Most people begin their journey at Tenterden where there is a cafe and gift shop. It is a leisurely 45 minute run through the Rother Valley. Trains cross at Wittersham Road. There are level crossings, signal boxes where the token is exchanged as well as a stop at Rolvenden to take on water. A trolly service provides drink and light refreshments on the train.
We began our journey at Bodiam, which is the least altered of the stations, still with its original station buildings. The toilet block is new, but designed to fit in with the rest of the buildings.
There is a display of rolling stock, including the Cavell Van which was built in 1919 and was a prototype of the vans used for mail. This van was used to carry the bodies of Nurse Edith Cavell, Capt Charles Fryatt and the Unknown Warrior from Dover to london after the First World War.
We were pulled by the Swedish Loco Norwegian, buiit in 1919 which arrived at the railway in 1971.
Bodiam Station is surrounded by the fertile East Sussex countryside, half a mile south of Bodiam Castle. The hop fields and hop pickers trains are long gone and the oast drying houses seen between the trees are now upmarket houses.
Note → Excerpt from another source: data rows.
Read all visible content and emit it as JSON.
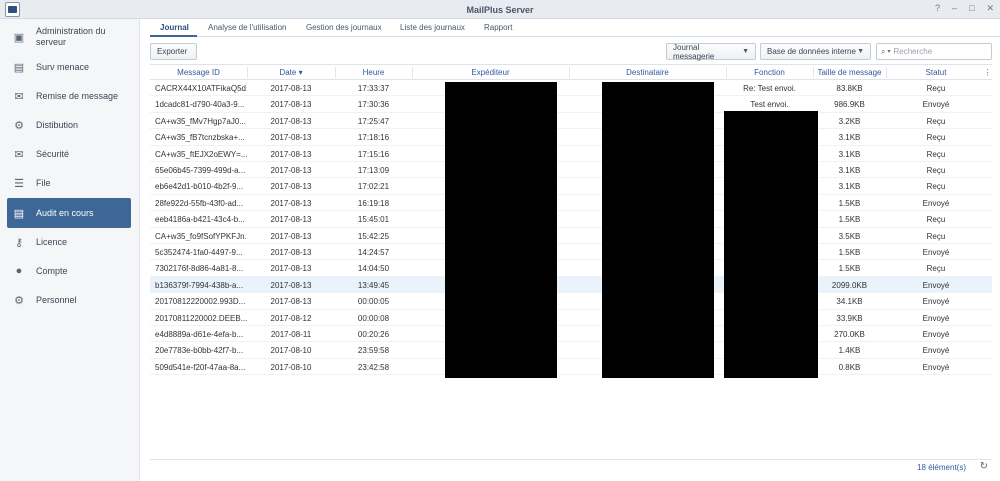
{
  "window": {
    "title": "MailPlus Server",
    "controls": [
      "?",
      "–",
      "□",
      "✕"
    ]
  },
  "sidebar": {
    "items": [
      {
        "label": "Administration du serveur",
        "icon": "server-icon",
        "glyph": "▣",
        "active": false
      },
      {
        "label": "Surv menace",
        "icon": "threat-monitor-icon",
        "glyph": "▤",
        "active": false
      },
      {
        "label": "Remise de message",
        "icon": "message-delivery-icon",
        "glyph": "✉",
        "active": false
      },
      {
        "label": "Distibution",
        "icon": "gear-icon",
        "glyph": "⚙",
        "active": false
      },
      {
        "label": "Sécurité",
        "icon": "envelope-shield-icon",
        "glyph": "✉",
        "active": false
      },
      {
        "label": "File",
        "icon": "queue-list-icon",
        "glyph": "☰",
        "active": false
      },
      {
        "label": "Audit en cours",
        "icon": "audit-document-icon",
        "glyph": "▤",
        "active": true
      },
      {
        "label": "Licence",
        "icon": "key-icon",
        "glyph": "⚷",
        "active": false
      },
      {
        "label": "Compte",
        "icon": "user-icon",
        "glyph": "●",
        "active": false
      },
      {
        "label": "Personnel",
        "icon": "gear-icon",
        "glyph": "⚙",
        "active": false
      }
    ]
  },
  "tabs": [
    "Journal",
    "Analyse de l'utilisation",
    "Gestion des journaux",
    "Liste des journaux",
    "Rapport"
  ],
  "toolbar": {
    "export_label": "Exporter",
    "log_type": "Journal messagerie",
    "database": "Base de données interne",
    "search_placeholder": "Recherche"
  },
  "table": {
    "columns": [
      "Message ID",
      "Date",
      "Heure",
      "Expéditeur",
      "Destinataire",
      "Fonction",
      "Taille de message",
      "Statut"
    ],
    "sort_indicator": "▾",
    "rows": [
      {
        "id": "CACRX44X10ATFikaQ5d...",
        "date": "2017-08-13",
        "time": "17:33:37",
        "fonction": "Re: Test envoi.",
        "size": "83.8KB",
        "status": "Reçu"
      },
      {
        "id": "1dcadc81-d790-40a3-9...",
        "date": "2017-08-13",
        "time": "17:30:36",
        "fonction": "Test envoi.",
        "size": "986.9KB",
        "status": "Envoyé"
      },
      {
        "id": "CA+w35_fMv7Hgp7aJ0...",
        "date": "2017-08-13",
        "time": "17:25:47",
        "fonction": "",
        "size": "3.2KB",
        "status": "Reçu"
      },
      {
        "id": "CA+w35_fB7tcnzbska+...",
        "date": "2017-08-13",
        "time": "17:18:16",
        "fonction": "",
        "size": "3.1KB",
        "status": "Reçu"
      },
      {
        "id": "CA+w35_ftEJX2oEWY=...",
        "date": "2017-08-13",
        "time": "17:15:16",
        "fonction": "",
        "size": "3.1KB",
        "status": "Reçu"
      },
      {
        "id": "65e06b45-7399-499d-a...",
        "date": "2017-08-13",
        "time": "17:13:09",
        "fonction": "",
        "size": "3.1KB",
        "status": "Reçu"
      },
      {
        "id": "eb6e42d1-b010-4b2f-9...",
        "date": "2017-08-13",
        "time": "17:02:21",
        "fonction": "",
        "size": "3.1KB",
        "status": "Reçu"
      },
      {
        "id": "28fe922d-55fb-43f0-ad...",
        "date": "2017-08-13",
        "time": "16:19:18",
        "fonction": "",
        "size": "1.5KB",
        "status": "Envoyé"
      },
      {
        "id": "eeb4186a-b421-43c4-b...",
        "date": "2017-08-13",
        "time": "15:45:01",
        "fonction": "",
        "size": "1.5KB",
        "status": "Reçu"
      },
      {
        "id": "CA+w35_fo9fSofYPKFJn...",
        "date": "2017-08-13",
        "time": "15:42:25",
        "fonction": "",
        "size": "3.5KB",
        "status": "Reçu"
      },
      {
        "id": "5c352474-1fa0-4497-9...",
        "date": "2017-08-13",
        "time": "14:24:57",
        "fonction": "",
        "size": "1.5KB",
        "status": "Envoyé"
      },
      {
        "id": "7302176f-8d86-4a81-8...",
        "date": "2017-08-13",
        "time": "14:04:50",
        "fonction": "",
        "size": "1.5KB",
        "status": "Reçu"
      },
      {
        "id": "b136379f-7994-438b-a...",
        "date": "2017-08-13",
        "time": "13:49:45",
        "fonction": "",
        "size": "2099.0KB",
        "status": "Envoyé"
      },
      {
        "id": "20170812220002.993D...",
        "date": "2017-08-13",
        "time": "00:00:05",
        "fonction": "",
        "size": "34.1KB",
        "status": "Envoyé"
      },
      {
        "id": "20170811220002.DEEB...",
        "date": "2017-08-12",
        "time": "00:00:08",
        "fonction": "",
        "size": "33.9KB",
        "status": "Envoyé"
      },
      {
        "id": "e4d8889a-d61e-4efa-b...",
        "date": "2017-08-11",
        "time": "00:20:26",
        "fonction": "",
        "size": "270.0KB",
        "status": "Envoyé"
      },
      {
        "id": "20e7783e-b0bb-42f7-b...",
        "date": "2017-08-10",
        "time": "23:59:58",
        "fonction": "",
        "size": "1.4KB",
        "status": "Envoyé"
      },
      {
        "id": "509d541e-f20f-47aa-8a...",
        "date": "2017-08-10",
        "time": "23:42:58",
        "fonction": "",
        "size": "0.8KB",
        "status": "Envoyé"
      }
    ],
    "selected_row": 12
  },
  "footer": {
    "count": "18 élément(s)"
  }
}
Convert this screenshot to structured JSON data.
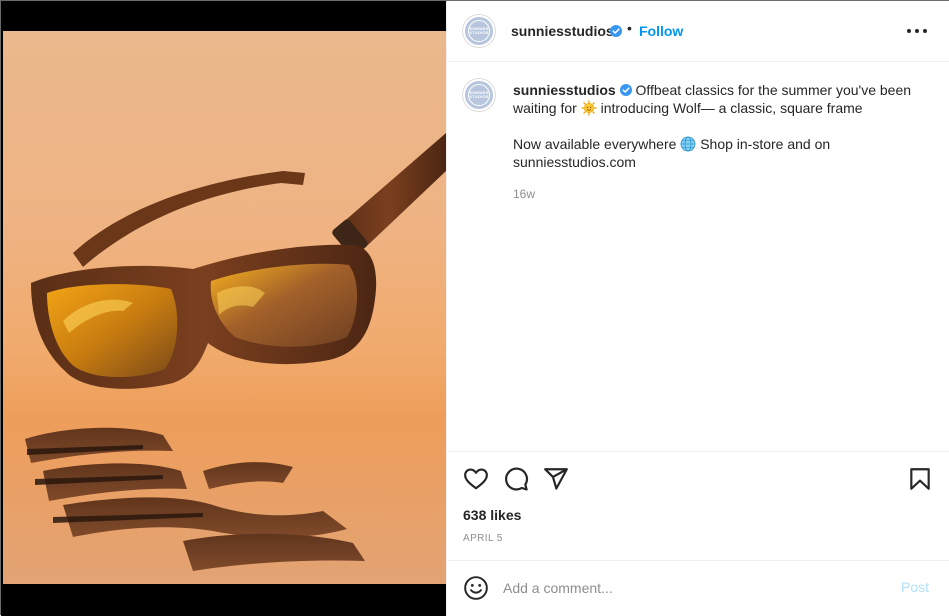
{
  "post": {
    "account": {
      "username": "sunniesstudios",
      "verified": true,
      "avatar_text": "SUNNIES STUDIOS",
      "avatar_color": "#b7c6dd"
    },
    "header": {
      "separator": "•",
      "follow_label": "Follow",
      "more_icon": "more-options-icon"
    },
    "caption": {
      "line1_before_emoji": "Offbeat classics for the summer you've been waiting for",
      "line1_emoji": "sun-emoji",
      "line1_after_emoji": "introducing Wolf— a classic, square frame",
      "line2_before_emoji": "Now available everywhere",
      "line2_emoji": "globe-emoji",
      "line2_after_emoji": "Shop in-store and on sunniesstudios.com",
      "time_ago": "16w"
    },
    "actions": {
      "like_icon": "heart-icon",
      "comment_icon": "comment-icon",
      "share_icon": "share-icon",
      "save_icon": "bookmark-icon"
    },
    "likes_label": "638 likes",
    "date_label": "APRIL 5",
    "comment": {
      "emoji_icon": "smiley-icon",
      "placeholder": "Add a comment...",
      "value": "",
      "post_label": "Post"
    },
    "colors": {
      "accent": "#0095f6",
      "post_disabled": "#b2dffc",
      "text": "#262626",
      "muted": "#8e8e8e"
    }
  }
}
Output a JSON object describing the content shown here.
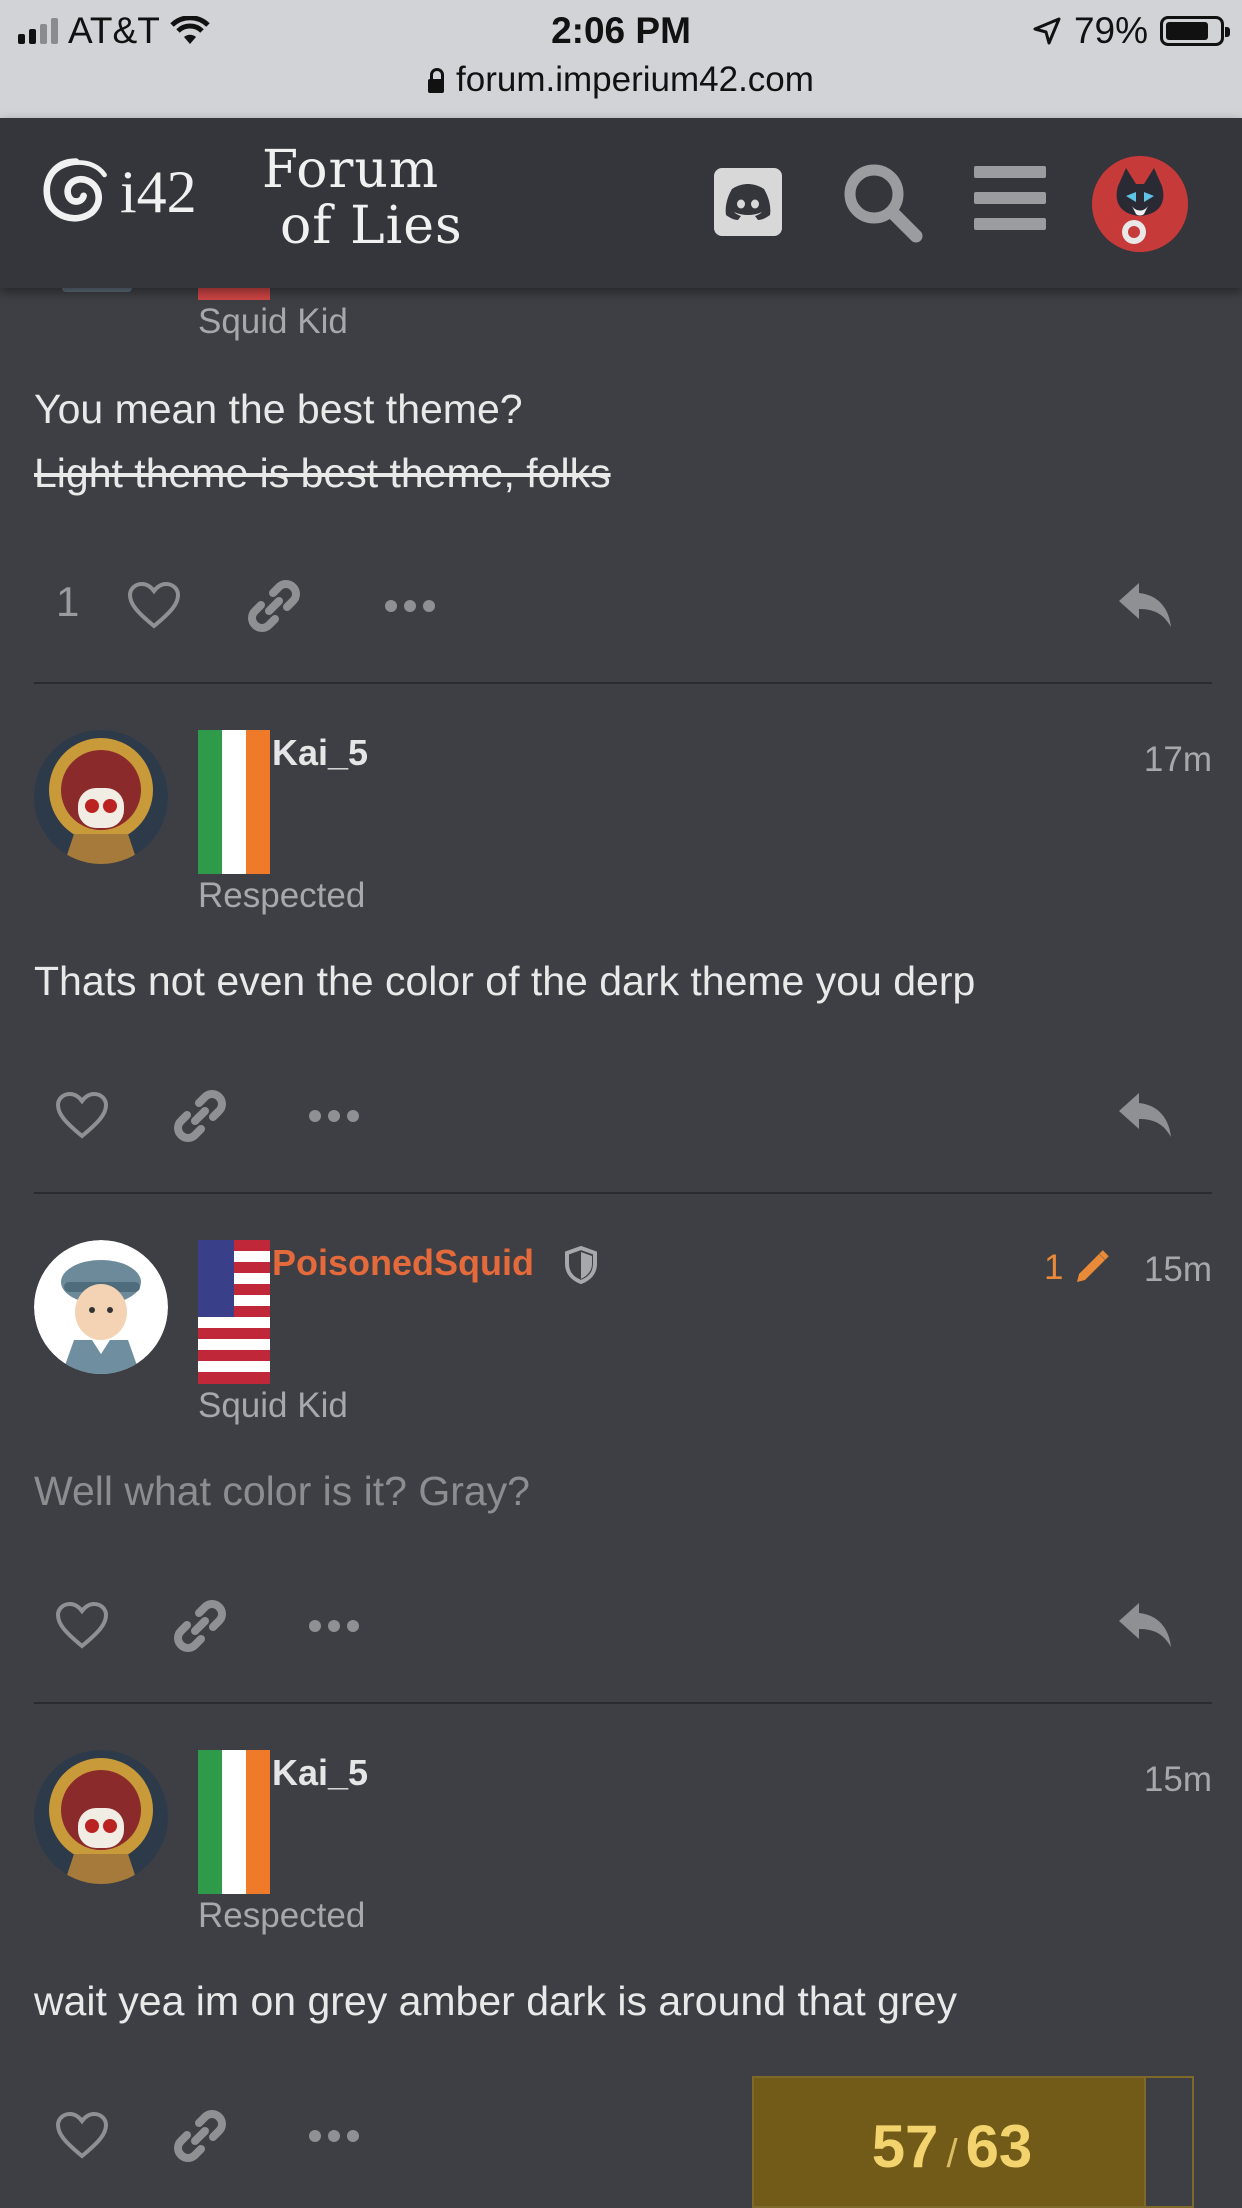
{
  "status_bar": {
    "carrier": "AT&T",
    "time": "2:06 PM",
    "battery": "79%",
    "url": "forum.imperium42.com"
  },
  "header": {
    "site_logo": "i42",
    "forum_name_line1": "Forum",
    "forum_name_line2": "of Lies",
    "icons": [
      "discord-icon",
      "search-icon",
      "hamburger-menu-icon",
      "user-avatar"
    ]
  },
  "posts": [
    {
      "user_title": "Squid Kid",
      "body_line1": "You mean the best theme?",
      "body_line2_struck": "Light theme is best theme, folks",
      "like_count": "1"
    },
    {
      "username": "Kai_5",
      "time": "17m",
      "user_title": "Respected",
      "body": "Thats not even the color of the dark theme you derp"
    },
    {
      "username": "PoisonedSquid",
      "edit_count": "1",
      "time": "15m",
      "user_title": "Squid Kid",
      "body": "Well what color is it? Gray?"
    },
    {
      "username": "Kai_5",
      "time": "15m",
      "user_title": "Respected",
      "body": "wait yea im on grey amber dark is around that grey"
    }
  ],
  "timeline": {
    "current": "57",
    "separator": "/",
    "total": "63"
  },
  "colors": {
    "background": "#3d3f44",
    "header": "#34363b",
    "moderator_name": "#e46a3b",
    "timeline_bg": "#725b18",
    "timeline_text": "#f3d36d"
  }
}
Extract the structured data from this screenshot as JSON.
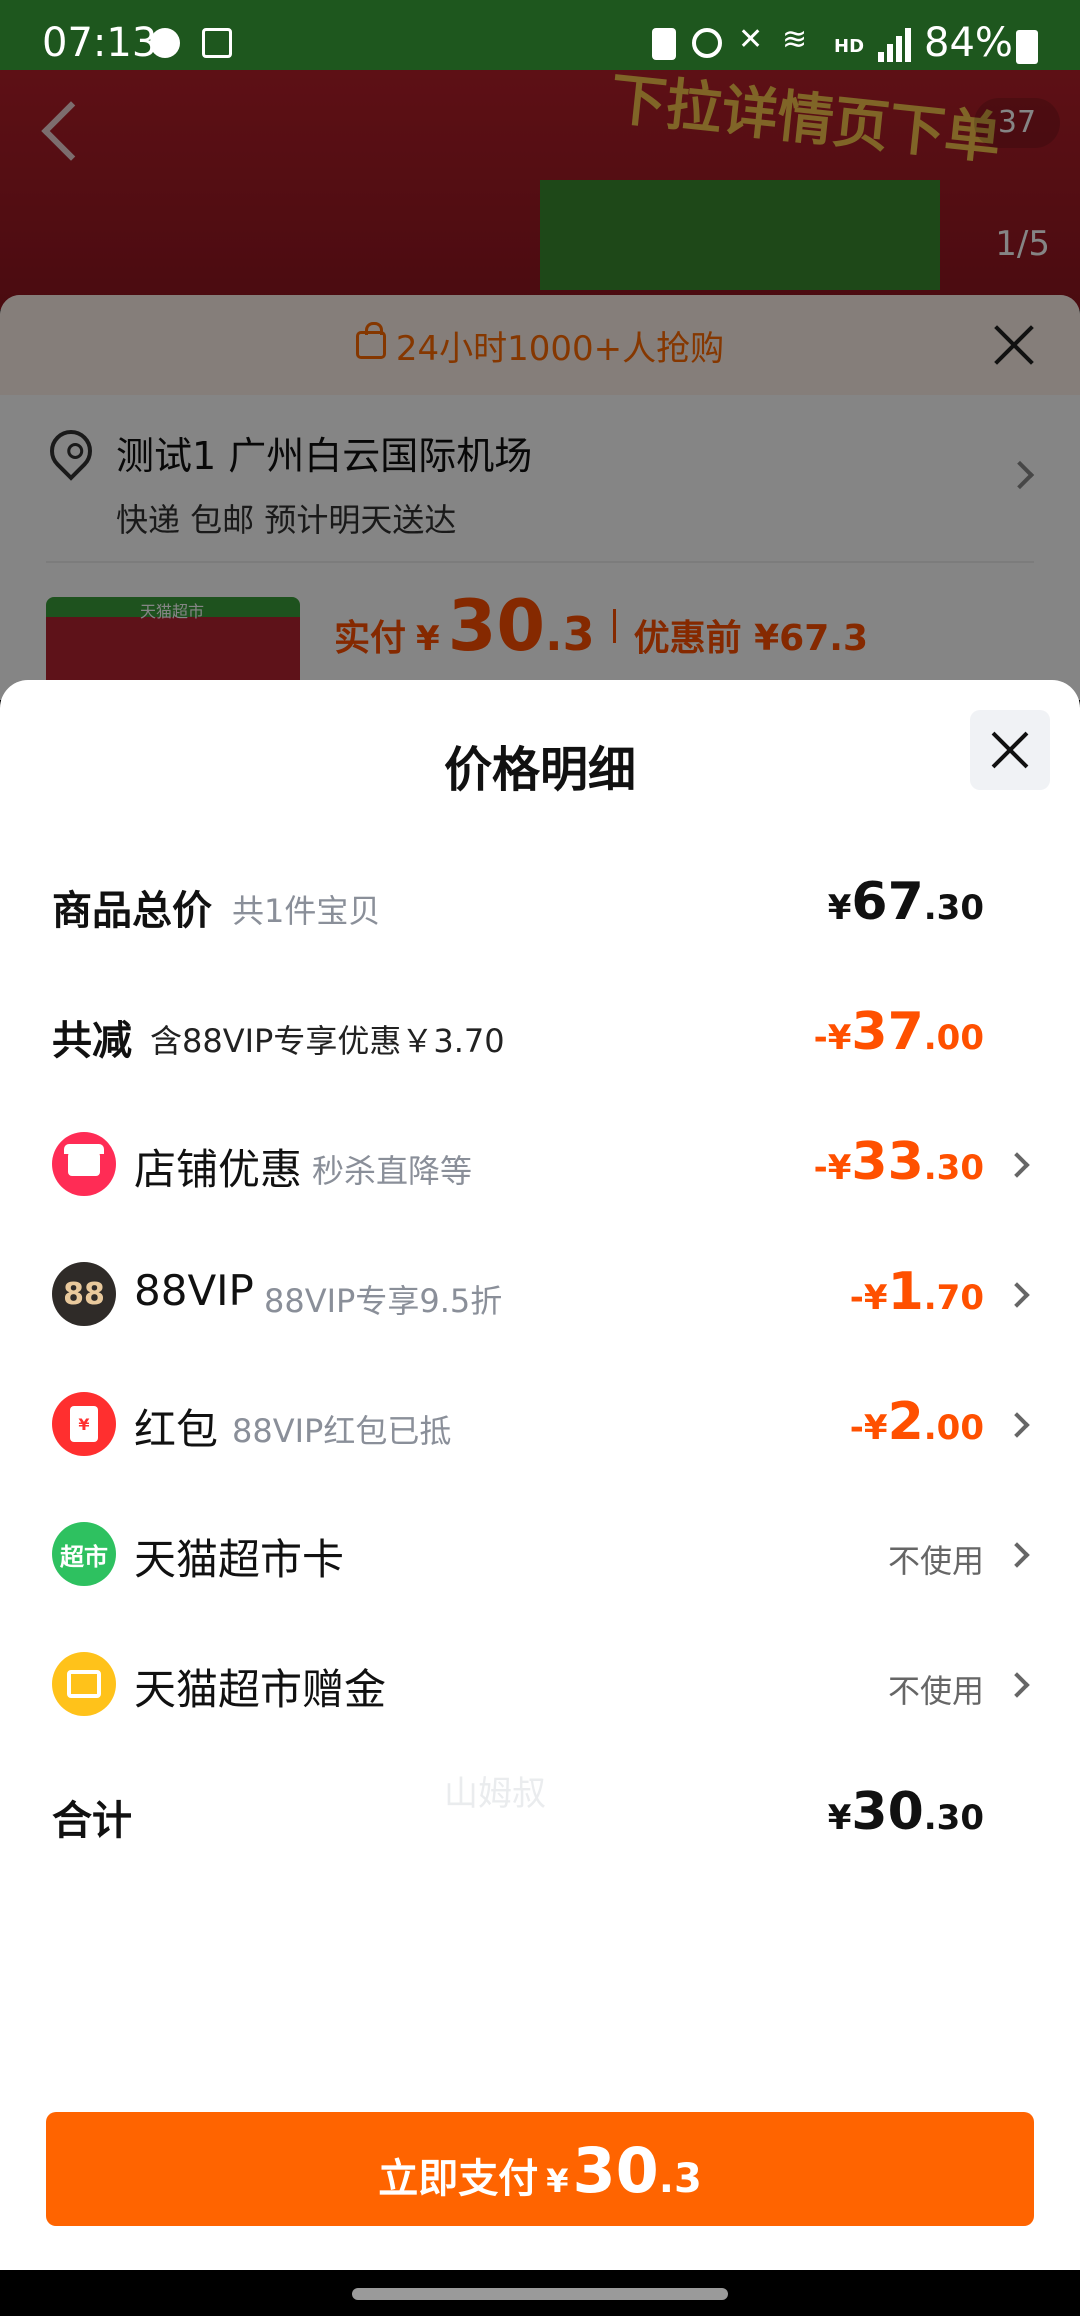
{
  "status_bar": {
    "time": "07:13",
    "network_label": "HD",
    "network_type": "4G",
    "battery_percent": "84%"
  },
  "background": {
    "banner_promo": "下拉详情页下单",
    "banner_counter": "37",
    "page_indicator": "1/5",
    "hot_text": "24小时1000+人抢购",
    "address": "测试1 广州白云国际机场",
    "shipping": "快递 包邮 预计明天送达",
    "thumb_label": "天猫超市",
    "pay_label": "实付",
    "pay_currency": "¥",
    "pay_int": "30",
    "pay_dec": ".3",
    "before_discount": "优惠前 ¥67.3"
  },
  "sheet": {
    "title": "价格明细",
    "watermark": "山姆叔",
    "rows": {
      "subtotal": {
        "label": "商品总价",
        "sub": "共1件宝贝",
        "cur": "¥",
        "int": "67",
        "dec": ".30"
      },
      "discount": {
        "label": "共减",
        "sub": "含88VIP专享优惠￥3.70",
        "cur": "-¥",
        "int": "37",
        "dec": ".00"
      },
      "store": {
        "label": "店铺优惠",
        "sub": "秒杀直降等",
        "cur": "-¥",
        "int": "33",
        "dec": ".30",
        "icon": "store-icon"
      },
      "vip": {
        "label": "88VIP",
        "sub": "88VIP专享9.5折",
        "cur": "-¥",
        "int": "1",
        "dec": ".70",
        "icon_text": "88"
      },
      "hongbao": {
        "label": "红包",
        "sub": "88VIP红包已抵",
        "cur": "-¥",
        "int": "2",
        "dec": ".00",
        "icon_text": "¥"
      },
      "card": {
        "label": "天猫超市卡",
        "status": "不使用",
        "icon_text": "超市"
      },
      "gift": {
        "label": "天猫超市赠金",
        "status": "不使用",
        "icon": "gift-card-icon"
      },
      "total": {
        "label": "合计",
        "cur": "¥",
        "int": "30",
        "dec": ".30"
      }
    },
    "pay_button": {
      "label": "立即支付",
      "cur": "¥",
      "int": "30",
      "dec": ".3"
    }
  },
  "colors": {
    "accent": "#ff5000",
    "pay_button": "#ff6400",
    "text": "#111111",
    "muted": "#8a8f99"
  }
}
The first part of the run from Bodiam follows the River Rother closely. Small settlements can be seen on the drier land on the edge of the valley. This is fertile sheep country with small fields and a lot of woodland with bluebells.
Northiam Station is a small country station a mile from the village, still with its original buildings. The Pullman train was waiting to pass us here.
The railway crosses border from East Sussex into Kent. Land is low lying and wet in places.
Tokens are swapped at Wittersham Road signal box. We passed the diesel rail car service at Wittersham Road Station, the most isolated station on the railway and three miles from the village which is built on higher and drier land. The station buildings here came from Borth, near Aberystwyth and the signal box from Deal Junction.
Beyond Wittersham Road, the railway runs over the Rother Levels, an area of damp land at the back of Romney Marsh and crossed by drainage channels, with cricket bat willows growing along them This is good barn owl countryside with nesting boxes set up on poles.
Beyond Wittersham Road there are rows of what look line parallel channels running at right angles to the railway line. These are almost impossible to photograph and were used to farm freshwater crayfish for the London restaurant trade. They were kept topped up by a small reservoir.
The Loco works and engine sheds are at Rolvenden and locos stop here to take on water. The station buildings were demolished and were rebuilt when the railway line reopened.
Beyond Rolvenden the line runs through very attractive wooded countryside before the final 1:50 climb into Tenterden Station.
This is the main terminus of the line and the station building is the original with booking office. The shop is in what was the goods and parcel office. The carriage and wagon workshop is here and sidings are used to store coaches. The timber frame station refreshment room was Maidstone bus station until 1976. The Col Stephen’s Museum is across the line.